Former University of Miami booster Nevin Shapiro is an angry man. The Miami Herald just published some of Shapiro’s emails that he’s been sending from a New Orleans prison. They show a man determined to destroy the Miami Hurricanes football program.
Here are some of Shapiro’s rants:
- “The public is going to hate me worse in the next coming months,” Shapiro wrote. “It’s going to be severe and catastrophic. My feelings are getting inflamed and I’m going to pop off pretty soon with regards to them and the NCAA. I’m coming for them both (the University of Miami and former players) and I’m going to be successful.”
- “I’m taking that program down to Chinatown and the former players and links to that program. Why? Because the U.S. government lined up 47 former players to testify against me in open court if I went to trial. That in itself is motivation to shove it up their collective (butts).”
Shapiro said that he provided thousands of impermissible benefits to more than 72 athletes from 2002-2010. Those benefits included cash, prostitutes, entertainment in his homes and on his yacht, paid trips to restaurants and nightclubs, jewelry, bounties for on-field play, travel and an abortion.
“We think the worst is behind us,” said Miami coach Al Golden. “The (current) coaches and 95 percent of the players weren’t here when that thing went on. There’s a shift by the NCAA to go after the perpetrators and that’s not us.”
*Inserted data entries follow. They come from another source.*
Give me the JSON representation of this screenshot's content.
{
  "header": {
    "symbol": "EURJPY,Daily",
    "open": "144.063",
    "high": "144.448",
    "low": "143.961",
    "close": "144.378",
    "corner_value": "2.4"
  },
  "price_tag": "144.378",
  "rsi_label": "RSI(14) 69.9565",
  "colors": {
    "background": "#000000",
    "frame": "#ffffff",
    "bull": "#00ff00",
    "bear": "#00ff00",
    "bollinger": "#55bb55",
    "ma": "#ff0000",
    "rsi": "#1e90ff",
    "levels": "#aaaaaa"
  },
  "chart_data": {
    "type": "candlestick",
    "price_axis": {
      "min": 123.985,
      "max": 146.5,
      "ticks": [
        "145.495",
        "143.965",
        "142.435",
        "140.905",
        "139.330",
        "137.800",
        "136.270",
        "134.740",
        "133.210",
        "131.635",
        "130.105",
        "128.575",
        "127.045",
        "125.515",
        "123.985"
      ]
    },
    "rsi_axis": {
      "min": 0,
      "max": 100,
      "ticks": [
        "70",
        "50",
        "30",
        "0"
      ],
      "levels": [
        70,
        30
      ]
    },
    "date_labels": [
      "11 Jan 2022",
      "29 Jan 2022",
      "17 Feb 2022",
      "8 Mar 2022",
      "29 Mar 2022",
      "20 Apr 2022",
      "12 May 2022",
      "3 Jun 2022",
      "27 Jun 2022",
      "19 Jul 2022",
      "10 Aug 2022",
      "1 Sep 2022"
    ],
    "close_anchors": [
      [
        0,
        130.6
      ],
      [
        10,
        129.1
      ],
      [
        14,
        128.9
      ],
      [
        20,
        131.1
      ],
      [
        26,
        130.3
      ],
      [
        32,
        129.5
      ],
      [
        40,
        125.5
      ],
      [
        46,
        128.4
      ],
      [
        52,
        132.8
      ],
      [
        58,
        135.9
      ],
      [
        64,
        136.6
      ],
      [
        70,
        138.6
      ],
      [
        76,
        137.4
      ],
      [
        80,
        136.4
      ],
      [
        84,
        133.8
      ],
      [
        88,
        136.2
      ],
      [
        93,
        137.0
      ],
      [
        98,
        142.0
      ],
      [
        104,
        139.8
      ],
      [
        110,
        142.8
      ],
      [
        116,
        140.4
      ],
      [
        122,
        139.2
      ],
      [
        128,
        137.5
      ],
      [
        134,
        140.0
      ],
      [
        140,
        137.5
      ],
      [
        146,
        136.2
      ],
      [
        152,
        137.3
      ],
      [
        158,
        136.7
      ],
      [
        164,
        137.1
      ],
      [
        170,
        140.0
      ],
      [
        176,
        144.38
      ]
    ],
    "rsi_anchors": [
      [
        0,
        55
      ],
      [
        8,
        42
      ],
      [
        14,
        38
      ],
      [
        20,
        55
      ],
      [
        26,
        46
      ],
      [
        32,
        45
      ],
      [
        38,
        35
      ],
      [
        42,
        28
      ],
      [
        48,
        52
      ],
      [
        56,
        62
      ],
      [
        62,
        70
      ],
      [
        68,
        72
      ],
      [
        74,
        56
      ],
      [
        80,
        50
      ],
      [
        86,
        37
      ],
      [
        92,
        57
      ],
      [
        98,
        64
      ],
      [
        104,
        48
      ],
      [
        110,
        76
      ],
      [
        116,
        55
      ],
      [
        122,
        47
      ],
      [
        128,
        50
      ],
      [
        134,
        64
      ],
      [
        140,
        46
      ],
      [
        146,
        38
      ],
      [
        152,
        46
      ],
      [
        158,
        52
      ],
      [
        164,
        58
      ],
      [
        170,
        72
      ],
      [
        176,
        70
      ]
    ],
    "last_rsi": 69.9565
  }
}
Shapiro is currently in prison for his role in a $930 million Ponzi scheme. He pled guilty in September 2010 to one count of securities fraud and one count of money laundering. He’s expected to serve a total of 17 years behind bars.
Last season, the University of Miami barred its football team from bowl consideration since the NCAA is investigating the program. In addition, 12 players had to pay restitution and eight sat out one to six games. The Hurricanes had a 6-6 season.
The University of Miami doesn’t believe Shapiro’s claim that “UM is getting the death penalty or damn close to it,” although Miami officials told the newspaper that one or two bowl bans and scholarship losses are quite possible.